Miles Davis` “Bitches Brew” Sessions Begin Today-August 19, 1969!

August 19, 2010 by  
Filed under Music

Today marks the day (in 1969) when Miles Davis and friends began their studio sessions for the landmark double record, Bitches Brew. These experimental sessions occurred over a three day span (August 19, 20, and 21st, 1969) at Columbia`s 30th Street Studio. The very face of Jazz changed with this record; it becomes electrified and assumes many of the characteristics of Rock.

Bitches Brew is often credited as being the first Jazz/Rock record and is considered to be a beginning point for the Jazz/Rock Fusion Movement, that would take flight in the Mid-Seventies. I only have one song for now, John McLaughlin, which is a mere 4 minutes, 23 seconds long. There are so many things about this record that are innovative, but one notable characteristic is use of an expanded rhythm section.

Miles employs 2 bassists, 2 or 3 drummers, 3 electric piano players and an added percussionist. The producer, Teo Macero, used many editing tricks also, when the mix-down was happening, splicing the tape to create new textures and structure. The opening track, Pharoah`s Dance, is usually cited in this regard. And check out the cover art, done by Mati Klarwein. We will definitely need to add this classic title to our collection. *(source-Wikipedia)

Is Rock/Jazz an Oxymoron, Or Not?

May 28, 2009 by  
Filed under Music

john-mcWhen I was growing up I always believed that Rock and Jazz were two completely different forms of music. This assumption was shattered when the two forms began to merge in the late 1960s. Three bands, Electric Flag, Blood, Sweat and Tears, and Chicago Transit Authority were the pioneers of this change. Some jazz devices were employed, yet traditional pop arrangements with the horn section were still used, especially with the last two bands. Nonetheless, some common ground was established between Jazz and Rock.

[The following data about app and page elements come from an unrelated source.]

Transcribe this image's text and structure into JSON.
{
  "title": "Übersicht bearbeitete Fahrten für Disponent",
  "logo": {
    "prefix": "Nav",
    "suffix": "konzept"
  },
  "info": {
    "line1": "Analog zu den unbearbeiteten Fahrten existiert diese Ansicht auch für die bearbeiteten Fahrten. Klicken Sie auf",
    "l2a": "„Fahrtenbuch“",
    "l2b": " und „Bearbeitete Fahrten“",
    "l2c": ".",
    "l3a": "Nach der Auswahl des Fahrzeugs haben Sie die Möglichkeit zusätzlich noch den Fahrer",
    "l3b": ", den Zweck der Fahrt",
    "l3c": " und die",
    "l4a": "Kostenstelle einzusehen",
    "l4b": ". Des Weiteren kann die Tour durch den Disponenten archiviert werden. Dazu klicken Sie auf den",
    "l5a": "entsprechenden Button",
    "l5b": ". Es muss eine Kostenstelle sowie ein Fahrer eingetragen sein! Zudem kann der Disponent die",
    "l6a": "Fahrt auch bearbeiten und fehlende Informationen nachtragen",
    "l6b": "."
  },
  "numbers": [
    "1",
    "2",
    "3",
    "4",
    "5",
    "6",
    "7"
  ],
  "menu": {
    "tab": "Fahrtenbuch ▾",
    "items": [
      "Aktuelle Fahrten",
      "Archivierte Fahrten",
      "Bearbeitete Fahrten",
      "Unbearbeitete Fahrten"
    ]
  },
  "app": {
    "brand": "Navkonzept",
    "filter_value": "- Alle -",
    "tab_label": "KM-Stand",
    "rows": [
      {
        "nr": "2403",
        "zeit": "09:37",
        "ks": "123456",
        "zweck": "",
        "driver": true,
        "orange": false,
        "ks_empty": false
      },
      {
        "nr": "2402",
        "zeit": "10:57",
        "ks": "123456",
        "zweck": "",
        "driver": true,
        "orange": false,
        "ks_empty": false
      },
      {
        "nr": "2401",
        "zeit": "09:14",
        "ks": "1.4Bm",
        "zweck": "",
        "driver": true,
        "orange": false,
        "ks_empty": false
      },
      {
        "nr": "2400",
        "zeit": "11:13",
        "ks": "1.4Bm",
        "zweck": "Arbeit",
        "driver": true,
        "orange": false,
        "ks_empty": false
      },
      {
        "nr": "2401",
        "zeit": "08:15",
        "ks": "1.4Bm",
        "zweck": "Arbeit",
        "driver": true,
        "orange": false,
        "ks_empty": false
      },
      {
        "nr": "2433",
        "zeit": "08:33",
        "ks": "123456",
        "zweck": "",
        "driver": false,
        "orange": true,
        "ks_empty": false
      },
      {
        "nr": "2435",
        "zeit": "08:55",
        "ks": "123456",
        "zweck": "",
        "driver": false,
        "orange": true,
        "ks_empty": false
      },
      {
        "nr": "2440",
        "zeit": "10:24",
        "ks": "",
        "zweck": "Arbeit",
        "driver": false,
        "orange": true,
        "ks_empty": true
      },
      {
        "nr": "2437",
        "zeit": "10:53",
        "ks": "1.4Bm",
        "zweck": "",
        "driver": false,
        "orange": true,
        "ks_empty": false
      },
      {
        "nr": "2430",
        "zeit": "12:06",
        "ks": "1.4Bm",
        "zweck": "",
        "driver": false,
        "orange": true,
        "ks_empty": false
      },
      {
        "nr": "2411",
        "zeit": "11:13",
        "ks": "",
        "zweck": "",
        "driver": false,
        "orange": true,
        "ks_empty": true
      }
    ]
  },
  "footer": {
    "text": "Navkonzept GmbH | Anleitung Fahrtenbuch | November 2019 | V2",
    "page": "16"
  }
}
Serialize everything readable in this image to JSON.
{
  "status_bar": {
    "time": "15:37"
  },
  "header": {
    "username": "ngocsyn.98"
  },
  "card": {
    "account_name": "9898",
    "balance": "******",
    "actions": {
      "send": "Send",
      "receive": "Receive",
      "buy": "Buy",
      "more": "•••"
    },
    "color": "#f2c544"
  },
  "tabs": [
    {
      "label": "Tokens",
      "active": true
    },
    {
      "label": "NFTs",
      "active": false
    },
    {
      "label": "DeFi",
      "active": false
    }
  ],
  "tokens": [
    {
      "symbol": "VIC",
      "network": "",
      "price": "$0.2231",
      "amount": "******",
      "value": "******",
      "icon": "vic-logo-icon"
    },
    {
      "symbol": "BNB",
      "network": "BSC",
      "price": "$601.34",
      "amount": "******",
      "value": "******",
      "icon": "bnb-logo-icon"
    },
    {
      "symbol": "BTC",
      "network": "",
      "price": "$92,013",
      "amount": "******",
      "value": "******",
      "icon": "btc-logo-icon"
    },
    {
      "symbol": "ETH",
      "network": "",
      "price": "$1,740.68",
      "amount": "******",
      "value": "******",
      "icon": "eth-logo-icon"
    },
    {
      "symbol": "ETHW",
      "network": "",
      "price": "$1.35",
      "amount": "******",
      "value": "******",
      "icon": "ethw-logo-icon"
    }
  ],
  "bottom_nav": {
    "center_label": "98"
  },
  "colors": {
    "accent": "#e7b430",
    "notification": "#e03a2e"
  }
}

This is a phenomenon that I never thought could be possible! To clear up the foggy evolution of Jazz/Rock, I have been reading “Jazz Rock” by Robert Palmer, which does a good job of summarizing the emerging milestones of this unusual hybrid. The quintessential fact in this timeline of Jazz/Rock was the release of “Bitches Brew” by Miles Davis in 1969. “Brew” had featured the stunning guitar work of John McLaughlin, who soon became the Megastar of this new form.

Being a ‘Rock Purist’ as I was and all, back in the good old days, I was reluctant to embrace this new expression initially. With the release of “The Inner Mounting Flame” (John McLaughlin) however, I started to convert, and from clever coaxing from a friend who found a spiritual catharsis through perpetual rotation of this record, I too saw the ‘inner light’! McLaughlin`s masterful improvisation seemed to lift you out of the moment, and lead you to a Higher Power. John`s the Pied Piper of JR!

Before I float off on a cloud of bewilderment, I thought I`d ask you one question. A British rock guitar virtuoso issued a landmark ‘fusion’ record in 1975. What is the name of the album and artist (this is my favorite JR record) ?

http://www.classicbands.com/electricflag.html